:: Problem to work on ::
Your reply must hold the lines from the one containing "Serialize everything readable" to the end of the entries, copied exactly, with pictures excluded.

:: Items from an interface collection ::
++++++++

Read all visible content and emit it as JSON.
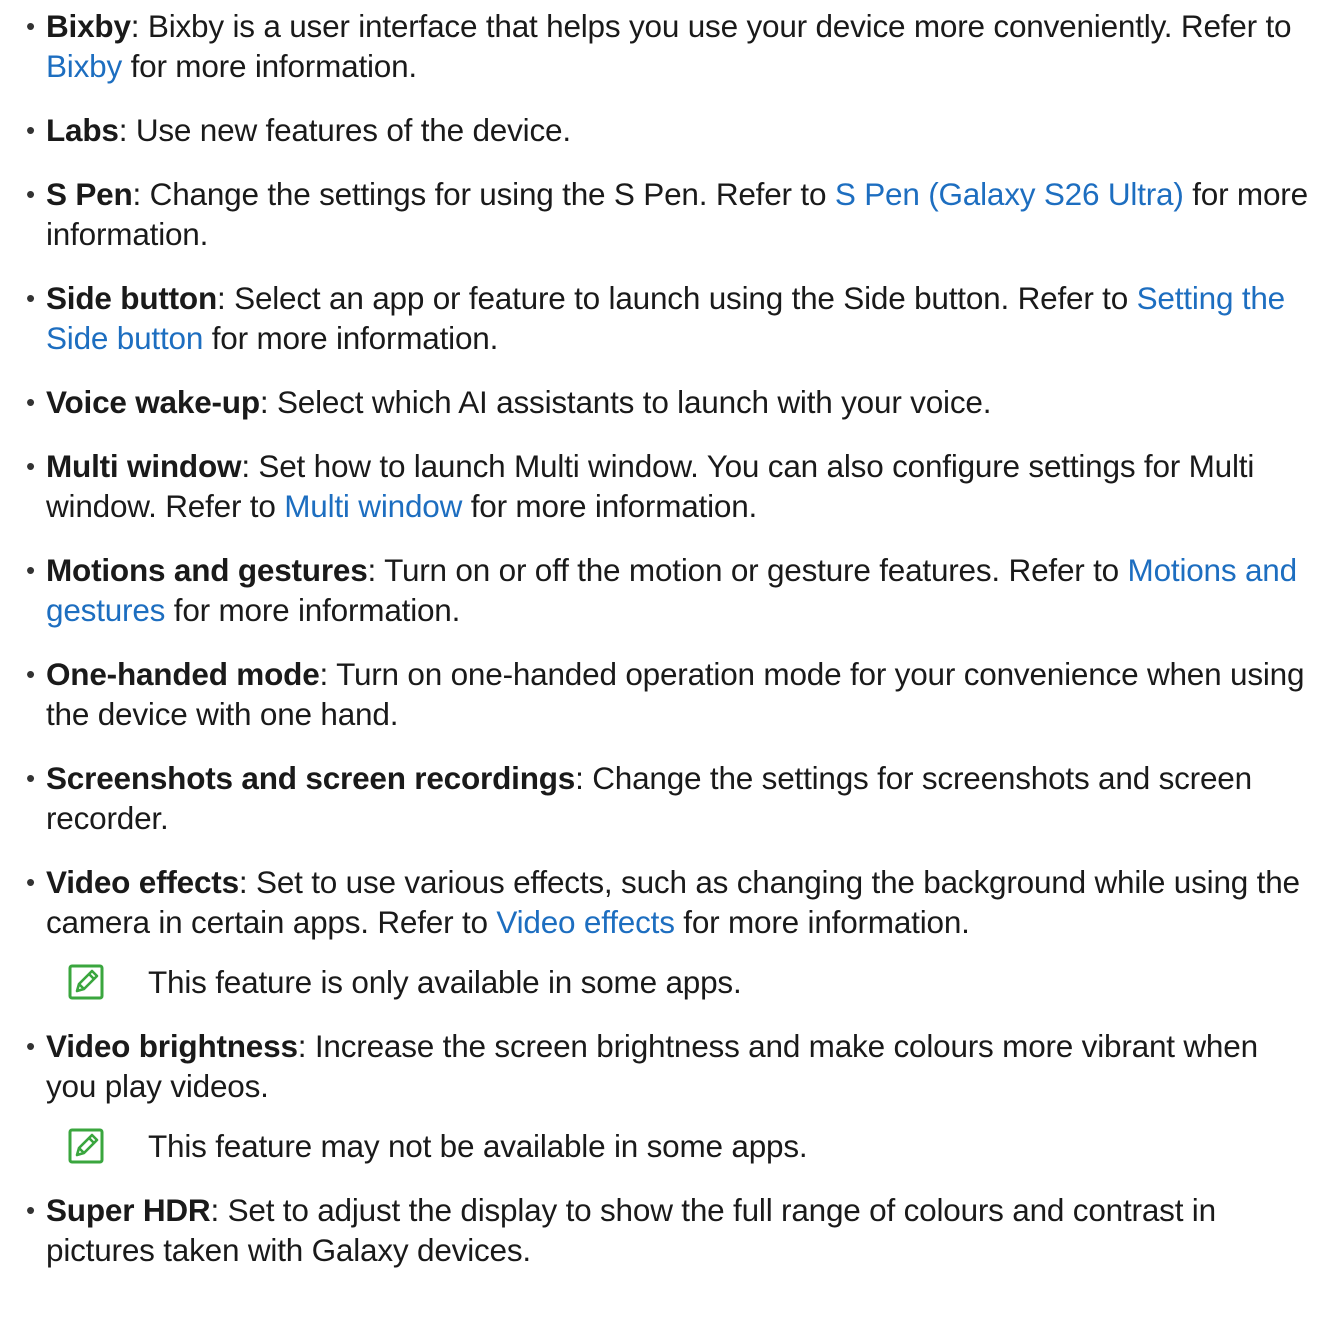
{
  "items": [
    {
      "term": "Bixby",
      "before": ": Bixby is a user interface that helps you use your device more conveniently. Refer to ",
      "link": "Bixby",
      "after": " for more information."
    },
    {
      "term": "Labs",
      "before": ": Use new features of the device."
    },
    {
      "term": "S Pen",
      "before": ": Change the settings for using the S Pen. Refer to ",
      "link": "S Pen (Galaxy S26 Ultra)",
      "after": " for more information."
    },
    {
      "term": "Side button",
      "before": ": Select an app or feature to launch using the Side button. Refer to ",
      "link": "Setting the Side button",
      "after": " for more information."
    },
    {
      "term": "Voice wake-up",
      "before": ": Select which AI assistants to launch with your voice."
    },
    {
      "term": "Multi window",
      "before": ": Set how to launch Multi window. You can also configure settings for Multi window. Refer to ",
      "link": "Multi window",
      "after": " for more information."
    },
    {
      "term": "Motions and gestures",
      "before": ": Turn on or off the motion or gesture features. Refer to ",
      "link": "Motions and gestures",
      "after": " for more information."
    },
    {
      "term": "One-handed mode",
      "before": ": Turn on one-handed operation mode for your convenience when using the device with one hand."
    },
    {
      "term": "Screenshots and screen recordings",
      "before": ": Change the settings for screenshots and screen recorder."
    },
    {
      "term": "Video effects",
      "before": ": Set to use various effects, such as changing the background while using the camera in certain apps. Refer to ",
      "link": "Video effects",
      "after": " for more information.",
      "note": "This feature is only available in some apps."
    },
    {
      "term": "Video brightness",
      "before": ": Increase the screen brightness and make colours more vibrant when you play videos.",
      "note": "This feature may not be available in some apps."
    },
    {
      "term": "Super HDR",
      "before": ": Set to adjust the display to show the full range of colours and contrast in pictures taken with Galaxy devices."
    }
  ],
  "bullet_char": "•",
  "note_icon": "note-pencil-icon",
  "colors": {
    "link": "#1d6ec0",
    "note_icon": "#3aa63e",
    "text": "#1a1a1a"
  }
}
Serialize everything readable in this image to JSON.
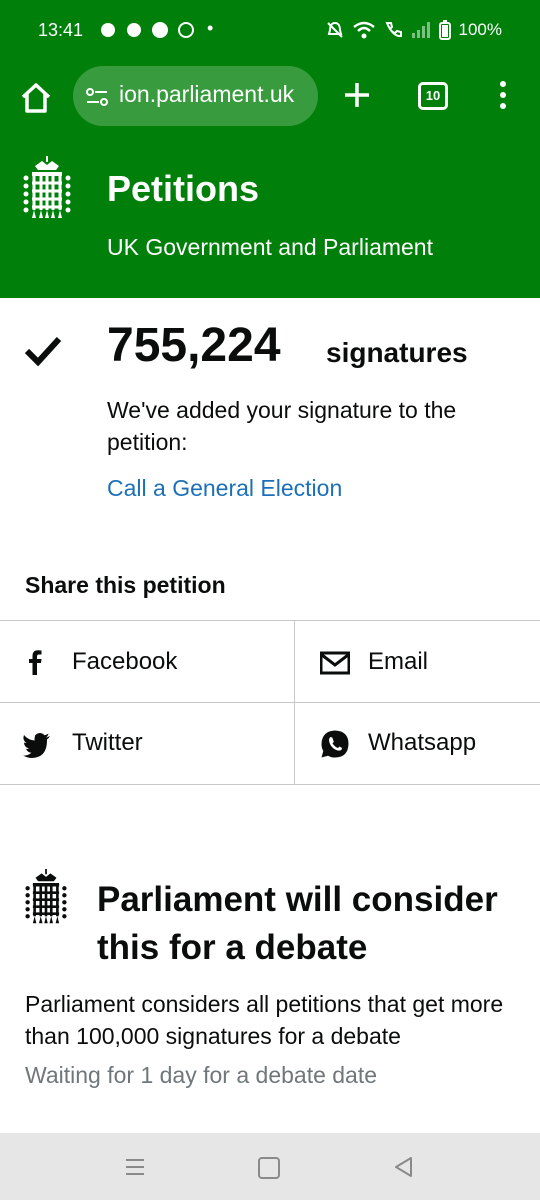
{
  "status_bar": {
    "time": "13:41",
    "notifications": "•",
    "battery": "100%"
  },
  "browser": {
    "url": "ion.parliament.uk",
    "tab_count": "10"
  },
  "header": {
    "title": "Petitions",
    "subtitle": "UK Government and Parliament"
  },
  "confirmation": {
    "count": "755,224",
    "count_label": "signatures",
    "message": "We've added your signature to the petition:",
    "petition_link": "Call a General Election"
  },
  "share": {
    "title": "Share this petition",
    "facebook": "Facebook",
    "email": "Email",
    "twitter": "Twitter",
    "whatsapp": "Whatsapp"
  },
  "debate": {
    "title": "Parliament will consider this for a debate",
    "text": "Parliament considers all petitions that get more than 100,000 signatures for a debate",
    "waiting": "Waiting for 1 day for a debate date"
  },
  "colors": {
    "brand_green": "#00800a",
    "link_blue": "#1d70b8",
    "muted": "#6f777b"
  }
}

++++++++

:: Response to this exercise ::
Serialize everything readable in this image to JSON.
{
  "status_bar": {
    "time": "13:41",
    "notifications": "•",
    "battery": "100%"
  },
  "browser": {
    "url": "ion.parliament.uk",
    "tab_count": "10"
  },
  "header": {
    "title": "Petitions",
    "subtitle": "UK Government and Parliament"
  },
  "confirmation": {
    "count": "755,224",
    "count_label": "signatures",
    "message": "We've added your signature to the petition:",
    "petition_link": "Call a General Election"
  },
  "share": {
    "title": "Share this petition",
    "facebook": "Facebook",
    "email": "Email",
    "twitter": "Twitter",
    "whatsapp": "Whatsapp"
  },
  "debate": {
    "title": "Parliament will consider this for a debate",
    "text": "Parliament considers all petitions that get more than 100,000 signatures for a debate",
    "waiting": "Waiting for 1 day for a debate date"
  },
  "colors": {
    "brand_green": "#00800a",
    "link_blue": "#1d70b8",
    "muted": "#6f777b"
  }
}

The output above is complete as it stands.